NARP will host a series of open houses for members in its Metro Center neighborhood in the months ahead.
Please stay tuned for more details regarding a planned ribbon-cutting ceremony.
Despite the White House proposal to cut Amtrak’s long-distance routes, state leaders are continuing the push to invest in a 21st Century rail network. Colorado Governor John Hickenlooper signed into law a new bill that will allow the state to study rail service along the Front Range. The study will explore the expansion of Amtrak’s Southwest Chief route through the southeastern corner of the state. In addition, the bill will allow for the appointment of 11 members to the Southwest Chief and Front Range Passenger Rail Commission, which is responsible for preparing a plan and a draft bill New Mexico-to-Wyoming service by December 1, 2017.
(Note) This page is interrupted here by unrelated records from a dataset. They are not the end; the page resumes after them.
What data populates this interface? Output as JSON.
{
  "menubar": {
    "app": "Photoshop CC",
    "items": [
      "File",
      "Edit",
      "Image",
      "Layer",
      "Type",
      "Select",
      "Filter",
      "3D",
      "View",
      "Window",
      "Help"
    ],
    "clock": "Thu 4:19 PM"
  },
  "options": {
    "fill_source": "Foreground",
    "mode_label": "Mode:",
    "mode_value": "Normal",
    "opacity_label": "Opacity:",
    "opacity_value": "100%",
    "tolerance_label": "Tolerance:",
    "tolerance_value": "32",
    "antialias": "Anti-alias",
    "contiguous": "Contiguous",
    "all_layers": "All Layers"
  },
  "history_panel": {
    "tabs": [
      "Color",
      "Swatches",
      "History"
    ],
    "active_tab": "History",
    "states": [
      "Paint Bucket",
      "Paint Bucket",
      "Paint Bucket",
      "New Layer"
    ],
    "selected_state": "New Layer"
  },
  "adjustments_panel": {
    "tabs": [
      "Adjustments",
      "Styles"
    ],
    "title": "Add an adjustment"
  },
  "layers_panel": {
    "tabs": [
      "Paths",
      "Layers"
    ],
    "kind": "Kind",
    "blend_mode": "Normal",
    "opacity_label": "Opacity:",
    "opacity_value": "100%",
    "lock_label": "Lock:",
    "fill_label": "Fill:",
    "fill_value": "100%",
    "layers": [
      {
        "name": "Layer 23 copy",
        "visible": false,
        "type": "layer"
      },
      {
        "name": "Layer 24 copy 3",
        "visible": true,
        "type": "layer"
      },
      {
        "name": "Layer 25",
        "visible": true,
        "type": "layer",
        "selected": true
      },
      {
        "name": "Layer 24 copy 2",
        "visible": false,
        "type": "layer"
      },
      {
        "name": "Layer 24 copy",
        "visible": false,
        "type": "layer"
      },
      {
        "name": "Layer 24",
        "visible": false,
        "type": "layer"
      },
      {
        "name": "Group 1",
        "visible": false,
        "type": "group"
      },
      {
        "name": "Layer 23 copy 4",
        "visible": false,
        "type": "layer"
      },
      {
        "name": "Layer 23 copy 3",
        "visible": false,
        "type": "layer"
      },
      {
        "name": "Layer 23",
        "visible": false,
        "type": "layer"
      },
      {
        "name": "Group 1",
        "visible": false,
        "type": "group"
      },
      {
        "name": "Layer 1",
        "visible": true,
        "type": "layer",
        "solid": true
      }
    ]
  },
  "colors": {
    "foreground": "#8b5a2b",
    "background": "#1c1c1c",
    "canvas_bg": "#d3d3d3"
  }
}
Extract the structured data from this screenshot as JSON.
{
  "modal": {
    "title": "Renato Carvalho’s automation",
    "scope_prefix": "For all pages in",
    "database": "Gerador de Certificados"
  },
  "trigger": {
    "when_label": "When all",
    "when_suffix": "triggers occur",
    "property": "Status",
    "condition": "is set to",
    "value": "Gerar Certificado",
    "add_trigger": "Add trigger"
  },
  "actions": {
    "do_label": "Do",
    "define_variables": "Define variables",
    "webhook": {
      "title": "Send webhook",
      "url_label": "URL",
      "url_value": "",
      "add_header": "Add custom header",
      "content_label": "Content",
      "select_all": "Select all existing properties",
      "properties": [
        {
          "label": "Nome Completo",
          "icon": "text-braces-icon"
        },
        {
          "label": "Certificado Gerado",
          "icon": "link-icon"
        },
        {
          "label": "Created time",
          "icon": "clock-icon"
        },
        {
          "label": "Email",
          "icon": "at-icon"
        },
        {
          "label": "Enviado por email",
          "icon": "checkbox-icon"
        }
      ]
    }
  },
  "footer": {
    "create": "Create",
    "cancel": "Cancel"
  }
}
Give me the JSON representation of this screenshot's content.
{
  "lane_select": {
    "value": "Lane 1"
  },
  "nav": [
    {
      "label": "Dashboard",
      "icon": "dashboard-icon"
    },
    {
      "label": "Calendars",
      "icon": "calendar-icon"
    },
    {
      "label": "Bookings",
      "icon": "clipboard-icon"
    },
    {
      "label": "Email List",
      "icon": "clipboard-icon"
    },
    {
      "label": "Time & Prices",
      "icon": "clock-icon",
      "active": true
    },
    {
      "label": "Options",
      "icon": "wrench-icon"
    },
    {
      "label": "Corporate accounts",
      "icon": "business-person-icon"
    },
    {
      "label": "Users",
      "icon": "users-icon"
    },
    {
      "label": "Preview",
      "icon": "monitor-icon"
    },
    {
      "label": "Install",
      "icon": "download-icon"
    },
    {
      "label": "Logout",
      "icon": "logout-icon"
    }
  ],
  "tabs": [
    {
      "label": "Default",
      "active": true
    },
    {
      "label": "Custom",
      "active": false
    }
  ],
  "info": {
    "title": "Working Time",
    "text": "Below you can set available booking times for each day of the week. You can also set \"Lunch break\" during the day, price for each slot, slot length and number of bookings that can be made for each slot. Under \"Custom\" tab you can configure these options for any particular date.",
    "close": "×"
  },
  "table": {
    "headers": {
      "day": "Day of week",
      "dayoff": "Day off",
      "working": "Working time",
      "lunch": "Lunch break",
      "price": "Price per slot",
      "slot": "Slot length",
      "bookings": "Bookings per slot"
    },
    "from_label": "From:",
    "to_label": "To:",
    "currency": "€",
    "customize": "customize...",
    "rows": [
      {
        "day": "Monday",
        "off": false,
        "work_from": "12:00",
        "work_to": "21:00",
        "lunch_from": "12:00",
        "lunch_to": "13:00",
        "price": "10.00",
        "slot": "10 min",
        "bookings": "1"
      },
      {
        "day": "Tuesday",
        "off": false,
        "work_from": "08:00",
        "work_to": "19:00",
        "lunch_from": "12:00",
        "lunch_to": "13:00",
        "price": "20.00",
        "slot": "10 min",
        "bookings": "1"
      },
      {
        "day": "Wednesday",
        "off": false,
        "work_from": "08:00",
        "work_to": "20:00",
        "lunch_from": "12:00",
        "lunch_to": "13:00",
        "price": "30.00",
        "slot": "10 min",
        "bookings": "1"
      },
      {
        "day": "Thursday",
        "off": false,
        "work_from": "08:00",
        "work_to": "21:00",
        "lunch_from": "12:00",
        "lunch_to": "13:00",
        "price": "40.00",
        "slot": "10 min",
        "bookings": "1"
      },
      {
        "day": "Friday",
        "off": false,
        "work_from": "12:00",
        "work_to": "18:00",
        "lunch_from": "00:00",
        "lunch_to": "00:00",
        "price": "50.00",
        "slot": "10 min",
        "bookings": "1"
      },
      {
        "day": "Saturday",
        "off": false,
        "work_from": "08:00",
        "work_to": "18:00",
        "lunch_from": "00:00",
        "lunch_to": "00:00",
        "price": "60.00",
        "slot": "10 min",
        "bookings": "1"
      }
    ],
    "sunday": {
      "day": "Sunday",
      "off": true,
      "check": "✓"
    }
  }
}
“The way Colorado is moving forward with its plans for passenger rail is just one example of growing demand, and need, for Amtrak and public transit service in the U.S.,” said NARP President Jim Mathews. “As a nation we should be looking at building and supporting a robust National Network of connecting people by light rail, HSR, buses, planes and more - not disconnecting people.
“The bill also shows how important it is for rail advocates to stay focused and committed,” Mathews continued. “The hard work and patient advocacy of NARP members and the very strong ColoRail group led by NARP Board Member Jim Souby is paying off in Colorado.”
The new commission will allow for 11 appointments, which will include five metropolitan planning organizations and the Regional Transportation District each appointing a member, and Gov. Hickenlooper appointing the last five positions. The governor’s appointees are slated to include representatives from freight carriers Burlington Northern Santa Fe and Union Pacific, as well as public rail advocates.
There are openings for state representatives on the NARP Council of Representatives, including one each in Alabama; Arizona; Hawaii; Idaho; Indiana; Missouri; North Carolina; North Dakota: Ohio, Virginia (2 openings) and Wyoming. Check out the full, up-to-date, list of current vacancies here. There is also one ‘At-Large’ Representative position currently available.
If you want to become more active in NARP’s leadership and work, this is your opportunity to become involved. If you are interested in being considered for an appointment to an open state seat or to the ‘At-Large’ position by the Board of Directors please visit review these position responsibilities and required qualifications and complete the corresponding Candidate Information Statement. There is no deadline to apply...submissions are considered as they are received.